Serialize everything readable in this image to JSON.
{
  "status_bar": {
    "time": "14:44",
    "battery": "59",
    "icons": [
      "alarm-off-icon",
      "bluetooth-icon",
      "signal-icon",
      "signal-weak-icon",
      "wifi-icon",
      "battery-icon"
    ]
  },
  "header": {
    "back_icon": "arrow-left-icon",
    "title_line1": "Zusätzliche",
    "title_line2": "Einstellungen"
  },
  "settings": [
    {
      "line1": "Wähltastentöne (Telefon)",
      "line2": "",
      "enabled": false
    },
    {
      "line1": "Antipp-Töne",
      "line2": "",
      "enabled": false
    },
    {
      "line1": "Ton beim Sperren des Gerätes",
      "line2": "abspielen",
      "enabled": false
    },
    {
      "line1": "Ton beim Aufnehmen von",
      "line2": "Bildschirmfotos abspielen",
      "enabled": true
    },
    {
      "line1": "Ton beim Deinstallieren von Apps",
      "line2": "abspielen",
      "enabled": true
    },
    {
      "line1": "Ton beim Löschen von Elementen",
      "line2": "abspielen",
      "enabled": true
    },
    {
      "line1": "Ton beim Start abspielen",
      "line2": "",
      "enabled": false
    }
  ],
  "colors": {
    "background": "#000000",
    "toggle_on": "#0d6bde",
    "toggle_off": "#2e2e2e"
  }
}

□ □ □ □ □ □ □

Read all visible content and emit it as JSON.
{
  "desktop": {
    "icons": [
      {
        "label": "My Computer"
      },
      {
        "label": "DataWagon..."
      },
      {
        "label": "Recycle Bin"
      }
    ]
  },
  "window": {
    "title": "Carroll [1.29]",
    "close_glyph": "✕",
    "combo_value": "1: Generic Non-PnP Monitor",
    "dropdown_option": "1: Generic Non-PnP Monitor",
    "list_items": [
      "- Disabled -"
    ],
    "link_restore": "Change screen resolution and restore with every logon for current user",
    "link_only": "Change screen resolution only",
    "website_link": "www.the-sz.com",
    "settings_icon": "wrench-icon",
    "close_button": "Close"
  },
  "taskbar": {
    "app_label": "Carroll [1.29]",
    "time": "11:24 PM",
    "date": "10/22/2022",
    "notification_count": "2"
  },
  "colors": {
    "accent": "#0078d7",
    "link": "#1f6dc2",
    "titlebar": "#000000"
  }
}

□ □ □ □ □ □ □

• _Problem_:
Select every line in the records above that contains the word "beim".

• _Output_:
      "line1": "Ton beim Sperren des Gerätes",
      "line1": "Ton beim Aufnehmen von",
      "line1": "Ton beim Deinstallieren von Apps",
      "line1": "Ton beim Löschen von Elementen",
      "line1": "Ton beim Start abspielen",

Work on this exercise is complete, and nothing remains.